ArtThrob: You’ve been with the Investec Cape Town Art Fair for three editions as a director, and in other capacities for a couple of years before that. How do you think the fair has grown over that time period?
Laura Vincenti: When I first came to South Africa, the fair was very small and very local. My task was to internationalize the fair, to bring more international galleries, to raise the quality of the fair and to increase the international audiences: collectors, artists, curators and viewers. Now in the seventh edition, I can say that we are on the international calendar. When I go around the world to promote the fair, people know what the Investec Cape Town Art Fair is. We have had a very good response, not just from galleries but from collectors. This year, LA Frieze will be on the same date, so it was bit tricky even if they are not a direct competitor. Many collectors have chosen to come to Cape Town instead of LA. That means a lot for us.
The fair is attracting international audiences, but I’d imagine one of your tasks is to work with galleries in the continent. There are unique challenges working in Africa and its growing art world. What are some of the challenges you’ve encountered?
I don’t like to talk about African art, I don’t like the label ‘African’. We don’t say ‘European’ art or ‘American’ art, so why do we to talk about African art? I prefer to say contemporary art from Africa. It’s about art and not about the geographical provenance.
The core of the fair is contemporary art from Africa, not just from South Africa. It is a challenge to attract more galleries from the continent, mostly because of financial constraints. Travelling and shipping is very expensive. But we have new exciting galleries from Africa which means they really want to invest in this market, they really want to be seen at the fair. The way is long still. We have not achieved our goals in terms of participation from Africa, especially from North Africa. If we say we are representing the continent, we have to represent the continent, not just one part of it. Our aim is to have more galleries from North Africa. But I’m happy because we have galleries from, for example, Nigeria, Ivory Coast, Uganda, Kenya and Zimbabwe, so we have participation from a lot of the sub-Saharan area.
Do you feel that the local market has grown? Is the art fair sustainable locally, or do you need to attract more international collectors?
It’s definitely grown. I’ve found that also taste has changed. Some of the established collectors in Cape Town and Joburg used to collect modern art, and now they’ve shifted towards contemporary art. This is maybe because of the fair, but also because of the trend all over the world for contemporary African art. I found that local collectors are intrigued by having international artists showing in Cape Town. And the international collectors come here to buy contemporary art from Africa. It’s a delicate balance, between local and international artists, between local and international galleries, so we sustain the needs of everybody.
You’ve been running the emerging artists section, ‘Tomorrows/Today’ for four editions now, what is the significance of pushing emerging, young or unseen artists at the fair?

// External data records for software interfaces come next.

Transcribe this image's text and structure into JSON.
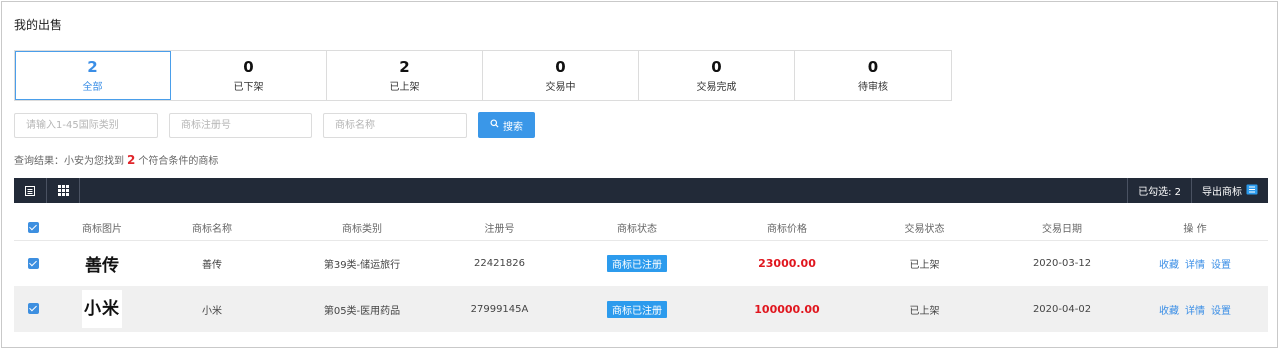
{
  "page": {
    "title": "我的出售"
  },
  "stats": [
    {
      "count": "2",
      "label": "全部",
      "active": true
    },
    {
      "count": "0",
      "label": "已下架"
    },
    {
      "count": "2",
      "label": "已上架"
    },
    {
      "count": "0",
      "label": "交易中"
    },
    {
      "count": "0",
      "label": "交易完成"
    },
    {
      "count": "0",
      "label": "待审核"
    }
  ],
  "filters": {
    "class_placeholder": "请输入1-45国际类别",
    "reg_no_placeholder": "商标注册号",
    "name_placeholder": "商标名称",
    "search_label": "搜索"
  },
  "result": {
    "prefix": "查询结果：小安为您找到",
    "count": "2",
    "suffix": "个符合条件的商标"
  },
  "toolbar": {
    "list_icon": "list-view-icon",
    "grid_icon": "grid-view-icon",
    "selected_label": "已勾选: 2",
    "export_label": "导出商标",
    "export_icon": "export-excel-icon"
  },
  "table": {
    "headers": [
      "商标图片",
      "商标名称",
      "商标类别",
      "注册号",
      "商标状态",
      "商标价格",
      "交易状态",
      "交易日期",
      "操 作"
    ],
    "rows": [
      {
        "image_text": "善传",
        "name": "善传",
        "category": "第39类-储运旅行",
        "reg_no": "22421826",
        "status": "商标已注册",
        "price": "23000.00",
        "trade_status": "已上架",
        "date": "2020-03-12",
        "actions": [
          "收藏",
          "详情",
          "设置"
        ]
      },
      {
        "image_text": "小米",
        "name": "小米",
        "category": "第05类-医用药品",
        "reg_no": "27999145A",
        "status": "商标已注册",
        "price": "100000.00",
        "trade_status": "已上架",
        "date": "2020-04-02",
        "actions": [
          "收藏",
          "详情",
          "设置"
        ]
      }
    ]
  },
  "colors": {
    "accent": "#3a97e8",
    "toolbar_bg": "#222a38",
    "price": "#e0161e",
    "badge": "#2c9bed"
  }
}
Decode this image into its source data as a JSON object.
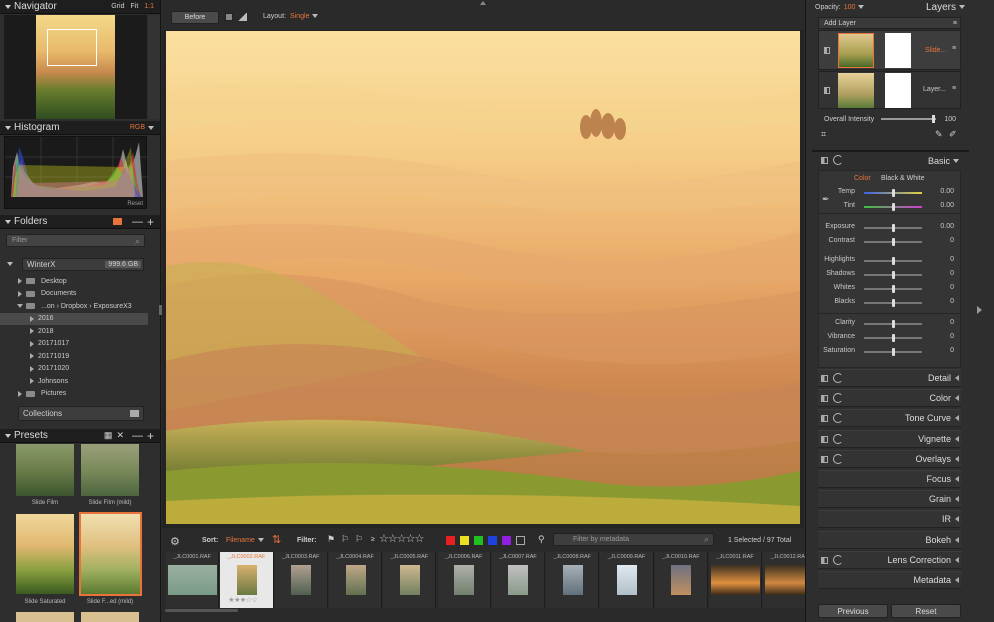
{
  "navigator": {
    "title": "Navigator",
    "grid": "Grid",
    "fit": "Fit",
    "one": "1:1"
  },
  "histogram": {
    "title": "Histogram",
    "mode": "RGB",
    "reset": "Reset"
  },
  "folders": {
    "title": "Folders",
    "filter_placeholder": "Filter",
    "volume": "WinterX",
    "volume_size": "999.6 GB",
    "items": [
      {
        "label": "Desktop",
        "indent": 1
      },
      {
        "label": "Documents",
        "indent": 1
      },
      {
        "label": "...on › Dropbox › ExposureX3",
        "indent": 1
      },
      {
        "label": "2016",
        "indent": 2,
        "selected": true
      },
      {
        "label": "2018",
        "indent": 2
      },
      {
        "label": "20171017",
        "indent": 2
      },
      {
        "label": "20171019",
        "indent": 2
      },
      {
        "label": "20171020",
        "indent": 2
      },
      {
        "label": "Johnsons",
        "indent": 2
      },
      {
        "label": "Pictures",
        "indent": 1
      }
    ],
    "collections": "Collections"
  },
  "presets": {
    "title": "Presets",
    "items": [
      "Slide Film",
      "Slide Film (mild)",
      "Slide Saturated",
      "Slide F...ed (mild)"
    ]
  },
  "toolbar": {
    "before": "Before",
    "layout_label": "Layout:",
    "layout_value": "Single"
  },
  "filmstrip": {
    "sort_label": "Sort:",
    "sort_value": "Filename",
    "filter_label": "Filter:",
    "metadata_placeholder": "Filter by metadata",
    "status": "1 Selected / 97 Total",
    "files": [
      "_JLC0001.RAF",
      "_JLC0002.RAF",
      "_JLC0003.RAF",
      "_JLC0004.RAF",
      "_JLC0005.RAF",
      "_JLC0006.RAF",
      "_JLC0007.RAF",
      "_JLC0008.RAF",
      "_JLC0009.RAF",
      "_JLC0010.RAF",
      "_JLC0011.RAF",
      "_JLC0012.RAF"
    ],
    "selected_index": 1,
    "color_labels": [
      "#e82020",
      "#e8e020",
      "#20c020",
      "#2040e0",
      "#9020e0"
    ]
  },
  "layers": {
    "opacity_label": "Opacity:",
    "opacity_value": "100",
    "title": "Layers",
    "add_layer": "Add Layer",
    "layer1": "Slide...",
    "layer2": "Layer...",
    "intensity_label": "Overall Intensity",
    "intensity_value": "100",
    "intensity_fraction": 0.95
  },
  "basic": {
    "title": "Basic",
    "color": "Color",
    "bw": "Black & White",
    "adjustments": [
      {
        "label": "Temp",
        "value": "0.00",
        "pos": 0.5
      },
      {
        "label": "Tint",
        "value": "0.00",
        "pos": 0.5
      },
      {
        "label": "Exposure",
        "value": "0.00",
        "pos": 0.5
      },
      {
        "label": "Contrast",
        "value": "0",
        "pos": 0.5
      },
      {
        "label": "Highlights",
        "value": "0",
        "pos": 0.5
      },
      {
        "label": "Shadows",
        "value": "0",
        "pos": 0.5
      },
      {
        "label": "Whites",
        "value": "0",
        "pos": 0.5
      },
      {
        "label": "Blacks",
        "value": "0",
        "pos": 0.5
      },
      {
        "label": "Clarity",
        "value": "0",
        "pos": 0.5
      },
      {
        "label": "Vibrance",
        "value": "0",
        "pos": 0.5
      },
      {
        "label": "Saturation",
        "value": "0",
        "pos": 0.5
      }
    ]
  },
  "panels": [
    "Detail",
    "Color",
    "Tone Curve",
    "Vignette",
    "Overlays",
    "Focus",
    "Grain",
    "IR",
    "Bokeh",
    "Lens Correction",
    "Metadata"
  ],
  "footer": {
    "previous": "Previous",
    "reset": "Reset"
  }
}
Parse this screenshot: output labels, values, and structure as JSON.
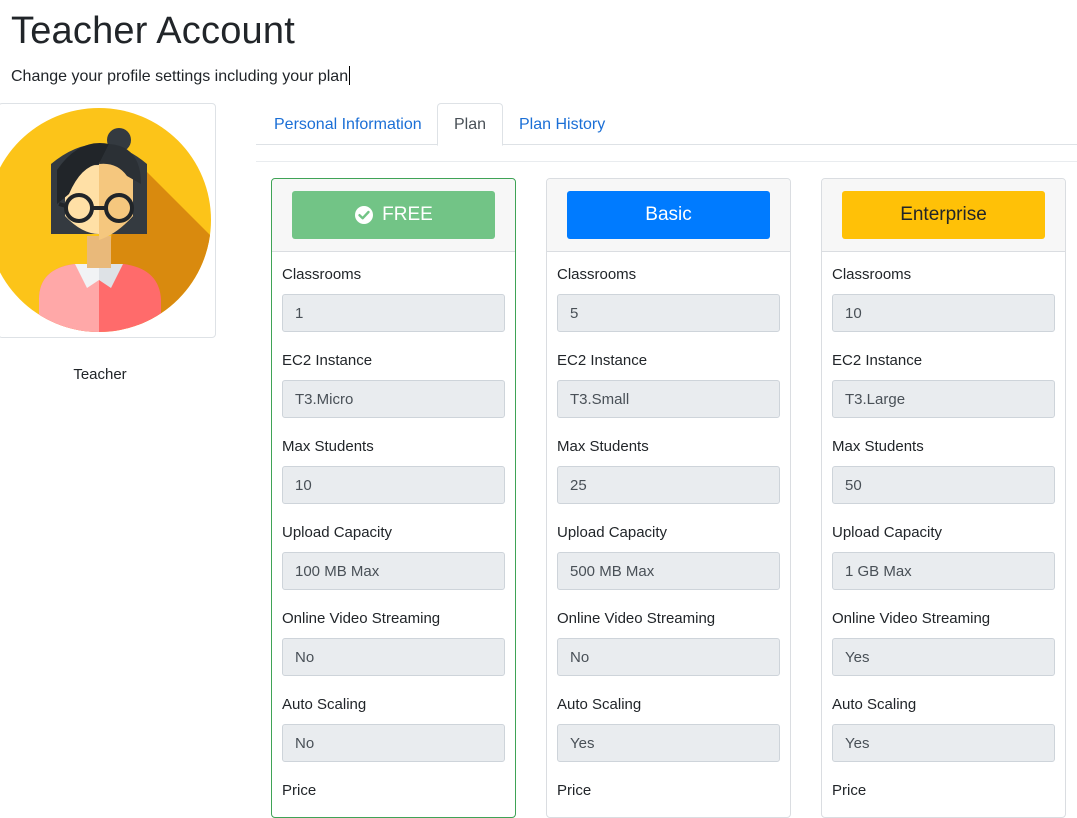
{
  "header": {
    "title": "Teacher Account",
    "subtitle": "Change your profile settings including your plan"
  },
  "profile": {
    "name": "Teacher"
  },
  "tabs": [
    {
      "label": "Personal Information",
      "active": false
    },
    {
      "label": "Plan",
      "active": true
    },
    {
      "label": "Plan History",
      "active": false
    }
  ],
  "colors": {
    "free": "#72c486",
    "basic": "#007bff",
    "enterprise": "#ffc107",
    "link": "#1b6fd6"
  },
  "plans": [
    {
      "button": "FREE",
      "selected": true,
      "icon": "check-circle-icon",
      "fields": [
        {
          "label": "Classrooms",
          "value": "1"
        },
        {
          "label": "EC2 Instance",
          "value": "T3.Micro"
        },
        {
          "label": "Max Students",
          "value": "10"
        },
        {
          "label": "Upload Capacity",
          "value": "100 MB Max"
        },
        {
          "label": "Online Video Streaming",
          "value": "No"
        },
        {
          "label": "Auto Scaling",
          "value": "No"
        },
        {
          "label": "Price",
          "value": ""
        }
      ]
    },
    {
      "button": "Basic",
      "selected": false,
      "fields": [
        {
          "label": "Classrooms",
          "value": "5"
        },
        {
          "label": "EC2 Instance",
          "value": "T3.Small"
        },
        {
          "label": "Max Students",
          "value": "25"
        },
        {
          "label": "Upload Capacity",
          "value": "500 MB Max"
        },
        {
          "label": "Online Video Streaming",
          "value": "No"
        },
        {
          "label": "Auto Scaling",
          "value": "Yes"
        },
        {
          "label": "Price",
          "value": ""
        }
      ]
    },
    {
      "button": "Enterprise",
      "selected": false,
      "fields": [
        {
          "label": "Classrooms",
          "value": "10"
        },
        {
          "label": "EC2 Instance",
          "value": "T3.Large"
        },
        {
          "label": "Max Students",
          "value": "50"
        },
        {
          "label": "Upload Capacity",
          "value": "1 GB Max"
        },
        {
          "label": "Online Video Streaming",
          "value": "Yes"
        },
        {
          "label": "Auto Scaling",
          "value": "Yes"
        },
        {
          "label": "Price",
          "value": ""
        }
      ]
    }
  ]
}
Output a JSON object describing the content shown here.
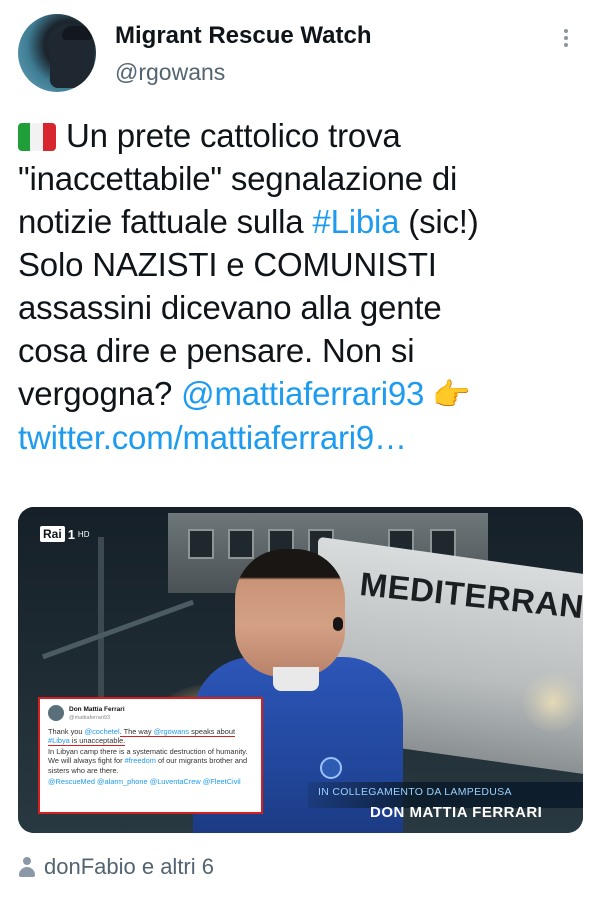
{
  "author": {
    "display_name": "Migrant Rescue Watch",
    "handle": "@rgowans"
  },
  "tweet": {
    "flag_icon": "italy-flag-icon",
    "line1": "Un prete cattolico trova",
    "line2": "\"inaccettabile\" segnalazione di",
    "line3_pre": "notizie fattuale sulla ",
    "hashtag": "#Libia",
    "line3_post": " (sic!)",
    "line4": "Solo NAZISTI e COMUNISTI",
    "line5": "assassini dicevano alla gente",
    "line6": "cosa dire e pensare. Non si",
    "line7_pre": "vergogna? ",
    "mention": "@mattiaferrari93",
    "emoji": "👉",
    "url": "twitter.com/mattiaferrari9…"
  },
  "media": {
    "channel_logo_box": "Rai",
    "channel_logo_num": "1",
    "channel_logo_hd": "HD",
    "ship_name": "MEDITERRANEA",
    "embedded_tweet": {
      "name": "Don Mattia Ferrari",
      "handle": "@mattiaferrari93",
      "p1_a": "Thank you ",
      "p1_mention1": "@cochetel",
      "p1_b": ". The way ",
      "p1_mention2": "@rgowans",
      "p1_c": " speaks about ",
      "p1_tag": "#Libya",
      "p1_d": " is unacceptable.",
      "p2_a": "In Libyan camp there is a systematic destruction of humanity. We will always fight for ",
      "p2_tag": "#freedom",
      "p2_b": " of our migrants brother and sisters who are there.",
      "p3": "@RescueMed @alarm_phone @LuventaCrew @FleetCivil"
    },
    "caption_top": "IN COLLEGAMENTO DA LAMPEDUSA",
    "caption_main": "DON MATTIA FERRARI"
  },
  "social_context": {
    "icon": "person-icon",
    "text": "donFabio e altri 6"
  },
  "colors": {
    "link": "#1d9bf0",
    "secondary_text": "#536471",
    "primary_text": "#0f1419"
  }
}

I think it’s super important, which is why we invest a lot in that section. We place it right at the entrance to the fair. As a fair, we have the responsibility to show under-represented artists. That’s why we have a prize for that section, awarded by the Fondazione Fiera Milano. This year it won’t be just a cash prize, but will also include an exhibition at Zeitz MOCAA next year. It gives the winner a lot of visibility.
You’ve also got the Solo section, and this year’s theme is on digital practice. Why does that particular theme feels pertinent now?
It’s been quite a struggle to break the idea that digital art is just videos. We are overwhelmed by video art. We wanted to give a different meaning to the section and focus on how the digital world dialogues with everyday life. It is a challenge especially as we are still a young fair and the theme is not very sellable. But one of our aims is to be cutting edge, so we tried it. We’ve got excellent artists in this section, so I’m sure it will be well received.
We’ve got a responsibility to promote the art scene and the cultural scene. I always say an art fair is not just a commercial event. We want to stress this: we’ve got the cultural platform sections and we give space to platforms that wouldn’t otherwise be visible to the broader public. The added value is huge, because we have a responsibility to the cultural development of the region, to grow cultural consciousness.
If you were to sum up a vision for the future, what would it be? You’ve had some time now to put in the building blocks. What do you hope for the future?
I’m happy that the local galleries have grown alongside us. It means we have worked together well. But my aim would be to be in the top five fairs in the world, not just in terms of numbers. I don’t care about numbers, I care about quality. I always value the feedback from curators, because they travel a lot and they think about quality. I always ask for their opinion. If we attract more international curators, it means the fair is going the right way. It means it has something to say, not just another fair with the usual stuff.
You must be asked so much about development and markets, and you need to focus on that, but ultimately, we’re talking about art as the central part here. What is the value of art for you, personally? What do you like?
For me, art – contemporary art especially – has always been my passion. I come from a family that used to collect art, more traditional ancient and modern art. I grew up well nurtured by art. I’m a small collector in my own way. But I market art, so my approach is always a pragmatic one. I try not to get too involved in the emotions, but then of course emotions come anyway.
Art is also a common language for people, regardless of race, gender or religion. You can go anywhere and speak the same language. It’s not money-related, you can sit in a coffee shop and talk about art. You can share opinions with someone with a totally different background because you have common ground on that level.